Work request ▸ Below are the records; pull every line that includes "this".

Input data ▸

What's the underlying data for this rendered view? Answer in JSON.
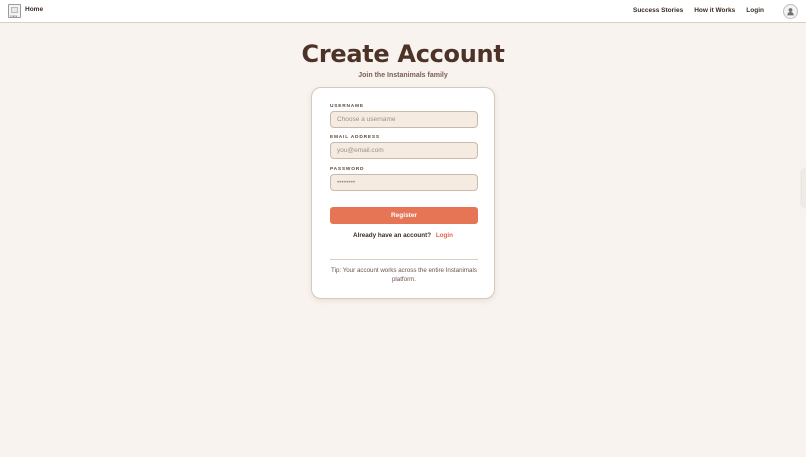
{
  "topbar": {
    "logo_alt": "Insta",
    "home_label": "Home",
    "nav_items": [
      {
        "label": "Success Stories"
      },
      {
        "label": "How it Works"
      },
      {
        "label": "Login"
      }
    ]
  },
  "page": {
    "title": "Create Account",
    "subtitle": "Join the Instanimals family"
  },
  "form": {
    "username": {
      "label": "USERNAME",
      "placeholder": "Choose a username",
      "value": ""
    },
    "email": {
      "label": "EMAIL ADDRESS",
      "placeholder": "you@email.com",
      "value": ""
    },
    "password": {
      "label": "PASSWORD",
      "placeholder": "••••••••",
      "value": ""
    },
    "register_label": "Register",
    "login_prompt": "Already have an account?",
    "login_link": "Login",
    "tip": "Tip: Your account works across the entire Instanimals platform."
  },
  "colors": {
    "background": "#f8f3ee",
    "accent": "#e67556",
    "text": "#4a3428"
  },
  "icons": {
    "logo": "broken-image-icon",
    "avatar": "user-icon"
  }
}
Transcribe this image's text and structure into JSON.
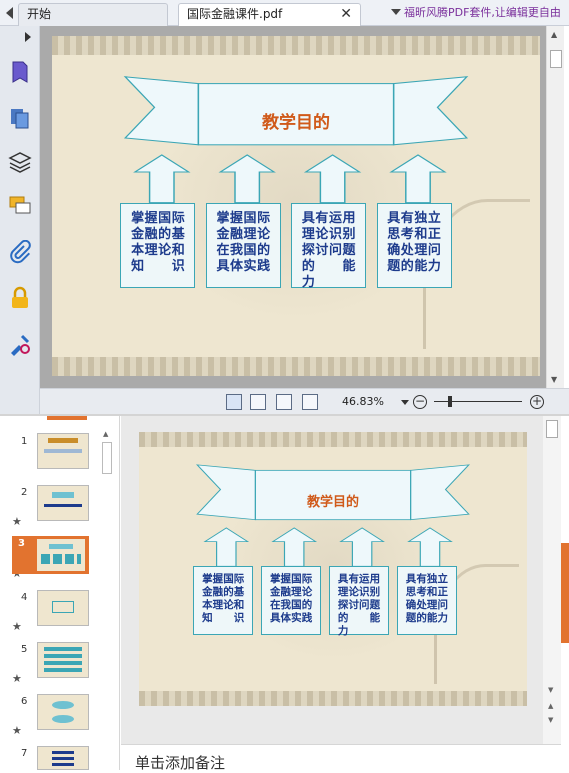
{
  "tabs": [
    {
      "label": "开始"
    },
    {
      "label": "国际金融课件.pdf"
    }
  ],
  "promo_text": "福昕风腾PDF套件,让编辑更自由",
  "sidebar_icons": [
    "bookmark-icon",
    "pages-icon",
    "layers-icon",
    "comments-icon",
    "attachments-icon",
    "security-icon",
    "signature-icon"
  ],
  "status": {
    "zoom": "46.83%",
    "minus": "−",
    "plus": "+"
  },
  "slide": {
    "title": "教学目的",
    "boxes": [
      "掌握国际金融的基本理论和知　识",
      "掌握国际金融理论在我国的具体实践",
      "具有运用理论识别探讨问题的　能　力",
      "具有独立思考和正确处理问题的能力"
    ],
    "colors": {
      "title": "#d05a1a",
      "box_text": "#1d3b8c",
      "box_border": "#3ba6b5",
      "background": "#eee6d0"
    }
  },
  "thumbnails": {
    "numbers": [
      "1",
      "2",
      "3",
      "4",
      "5",
      "6",
      "7"
    ],
    "selected": "3",
    "star": "★"
  },
  "notes": {
    "placeholder": "单击添加备注"
  },
  "accent": "#e2732f"
}
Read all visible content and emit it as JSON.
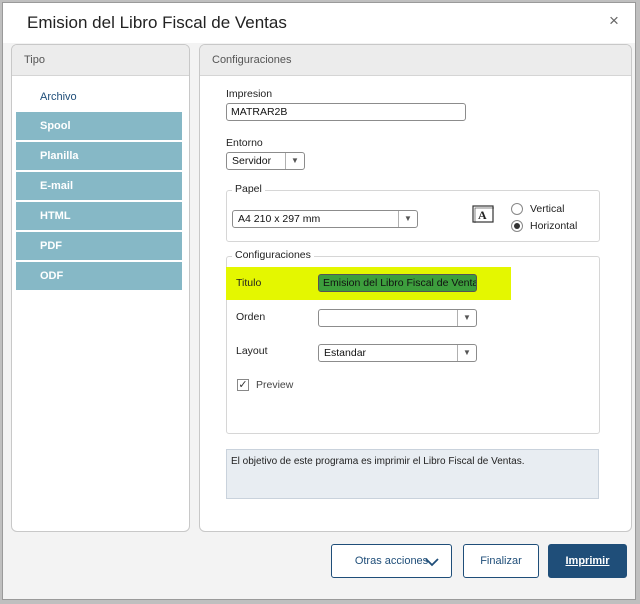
{
  "window": {
    "title": "Emision del Libro Fiscal de Ventas",
    "close_glyph": "×"
  },
  "tipo": {
    "header": "Tipo",
    "items": [
      {
        "label": "Archivo",
        "active": true
      },
      {
        "label": "Spool",
        "active": false
      },
      {
        "label": "Planilla",
        "active": false
      },
      {
        "label": "E-mail",
        "active": false
      },
      {
        "label": "HTML",
        "active": false
      },
      {
        "label": "PDF",
        "active": false
      },
      {
        "label": "ODF",
        "active": false
      }
    ]
  },
  "config": {
    "header": "Configuraciones",
    "impresion": {
      "label": "Impresion",
      "value": "MATRAR2B"
    },
    "entorno": {
      "label": "Entorno",
      "value": "Servidor"
    },
    "papel": {
      "legend": "Papel",
      "size": "A4 210 x 297 mm",
      "orientation_vertical": "Vertical",
      "orientation_horizontal": "Horizontal",
      "selected": "Horizontal"
    },
    "configuraciones": {
      "legend": "Configuraciones",
      "titulo_label": "Titulo",
      "titulo_value": "Emision del Libro Fiscal de Ventas",
      "orden_label": "Orden",
      "orden_value": "",
      "layout_label": "Layout",
      "layout_value": "Estandar",
      "preview_label": "Preview",
      "preview_checked": true
    },
    "description": "El objetivo de este programa es imprimir el Libro Fiscal de Ventas."
  },
  "footer": {
    "otras_acciones": "Otras acciones",
    "finalizar": "Finalizar",
    "imprimir": "Imprimir"
  },
  "colors": {
    "accent": "#1f4e79",
    "tab_inactive": "#86b8c6",
    "highlight": "#e4f700"
  }
}
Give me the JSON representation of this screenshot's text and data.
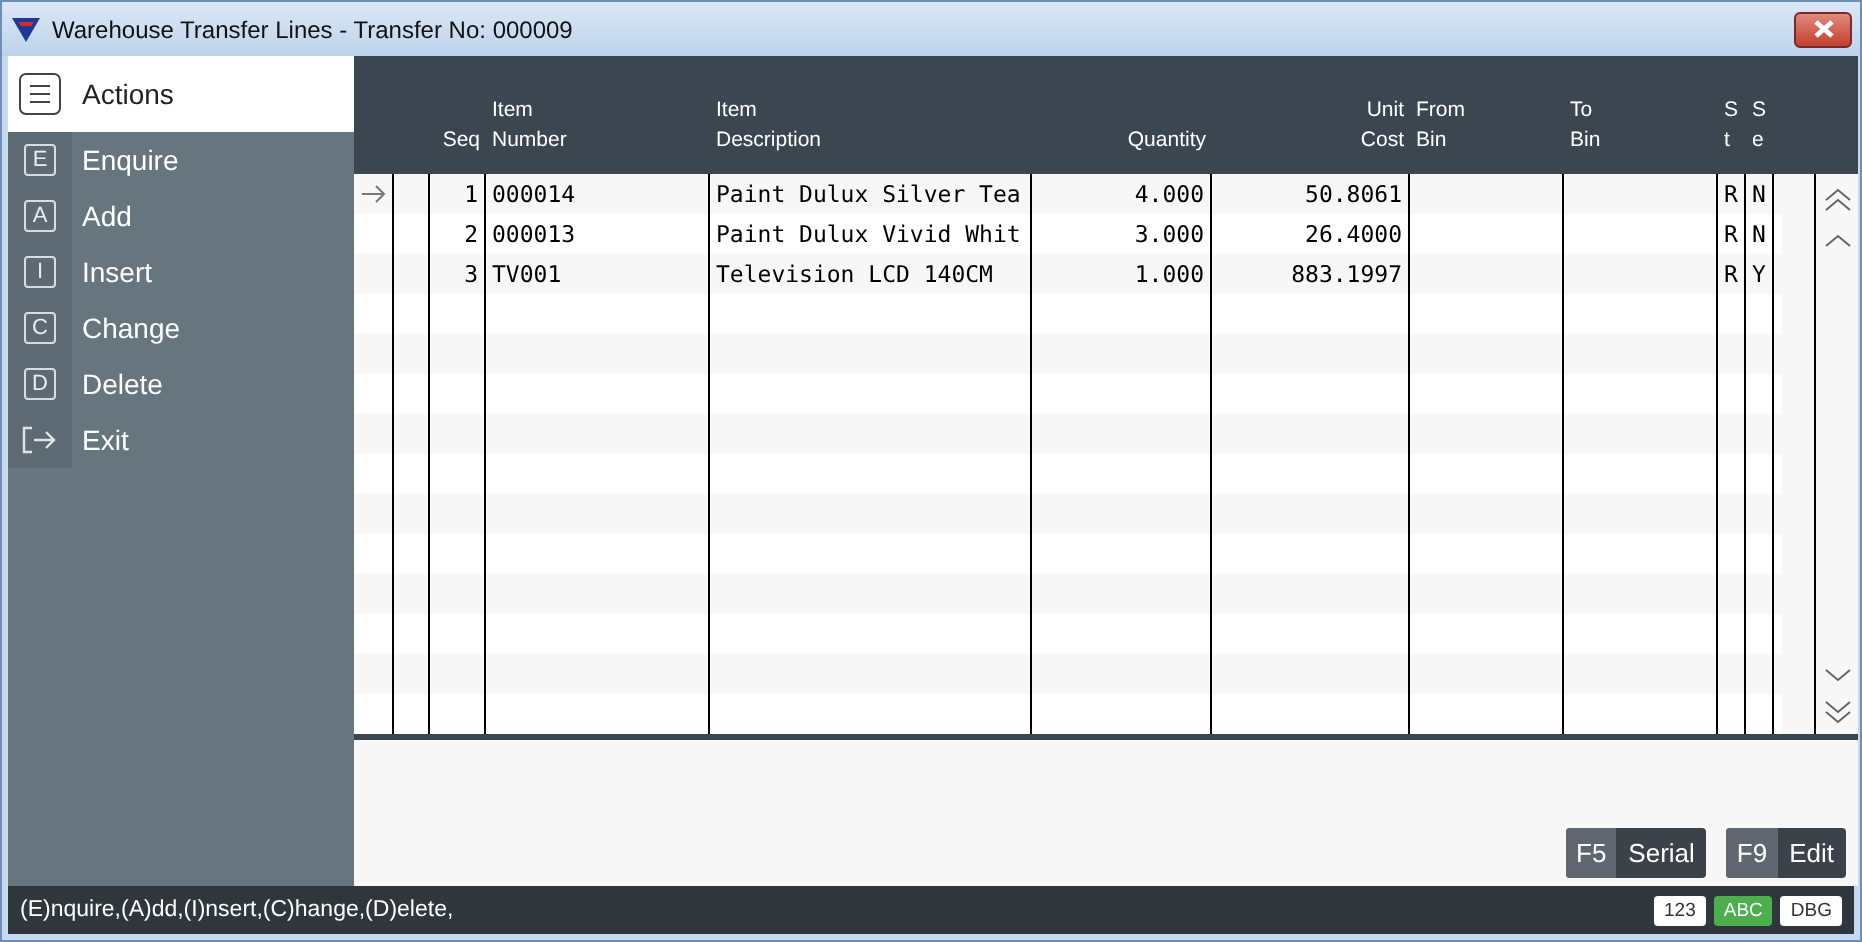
{
  "window": {
    "title": "Warehouse Transfer Lines - Transfer No: 000009"
  },
  "sidebar": {
    "title": "Actions",
    "items": [
      {
        "kind": "key",
        "key": "E",
        "label": "Enquire"
      },
      {
        "kind": "key",
        "key": "A",
        "label": "Add"
      },
      {
        "kind": "key",
        "key": "I",
        "label": "Insert"
      },
      {
        "kind": "key",
        "key": "C",
        "label": "Change"
      },
      {
        "kind": "key",
        "key": "D",
        "label": "Delete"
      },
      {
        "kind": "exit",
        "label": "Exit"
      }
    ]
  },
  "table": {
    "columns": [
      {
        "line2": "Seq"
      },
      {
        "line1": "Item",
        "line2": "Number"
      },
      {
        "line1": "Item",
        "line2": "Description"
      },
      {
        "line2": "Quantity"
      },
      {
        "line1": "Unit",
        "line2": "Cost"
      },
      {
        "line1": "From",
        "line2": "Bin"
      },
      {
        "line1": "To",
        "line2": "Bin"
      },
      {
        "line1": "S",
        "line2": "t"
      },
      {
        "line1": "S",
        "line2": "e"
      }
    ],
    "rows": [
      {
        "current": true,
        "cells": [
          "1",
          "000014",
          "Paint Dulux Silver Tea",
          "4.000",
          "50.8061",
          "",
          "",
          "R",
          "N"
        ]
      },
      {
        "current": false,
        "cells": [
          "2",
          "000013",
          "Paint Dulux Vivid Whit",
          "3.000",
          "26.4000",
          "",
          "",
          "R",
          "N"
        ]
      },
      {
        "current": false,
        "cells": [
          "3",
          "TV001",
          "Television LCD 140CM",
          "1.000",
          "883.1997",
          "",
          "",
          "R",
          "Y"
        ]
      }
    ]
  },
  "buttons": [
    {
      "key": "F5",
      "label": "Serial"
    },
    {
      "key": "F9",
      "label": "Edit"
    }
  ],
  "status_bar": {
    "text": "(E)nquire,(A)dd,(I)nsert,(C)hange,(D)elete,",
    "badges": [
      {
        "label": "123",
        "active": false
      },
      {
        "label": "ABC",
        "active": true
      },
      {
        "label": "DBG",
        "active": false
      }
    ]
  }
}
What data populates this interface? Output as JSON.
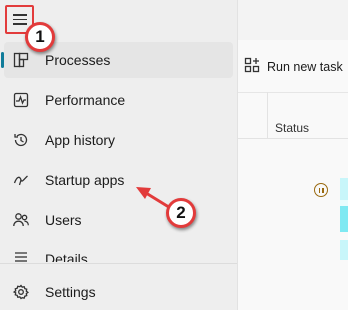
{
  "sidebar": {
    "items": [
      {
        "label": "Processes",
        "icon": "processes-icon"
      },
      {
        "label": "Performance",
        "icon": "performance-icon"
      },
      {
        "label": "App history",
        "icon": "app-history-icon"
      },
      {
        "label": "Startup apps",
        "icon": "startup-apps-icon"
      },
      {
        "label": "Users",
        "icon": "users-icon"
      },
      {
        "label": "Details",
        "icon": "details-icon"
      }
    ],
    "settings_label": "Settings",
    "active_index": 0
  },
  "toolbar": {
    "run_new_task_label": "Run new task"
  },
  "table": {
    "status_header": "Status"
  },
  "annotations": {
    "step1": "1",
    "step2": "2"
  },
  "colors": {
    "accent": "#107c9a",
    "annotation": "#e23b3b",
    "heat_light": "#c8f6fa",
    "heat_strong": "#7fe9f2"
  }
}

Exercise result ▸
What's the underlying data for this rendered view? Answer in JSON.
Transcribe this image's text and structure into JSON.
Give me the JSON representation of this screenshot's text and data.
What data populates this interface? Output as JSON.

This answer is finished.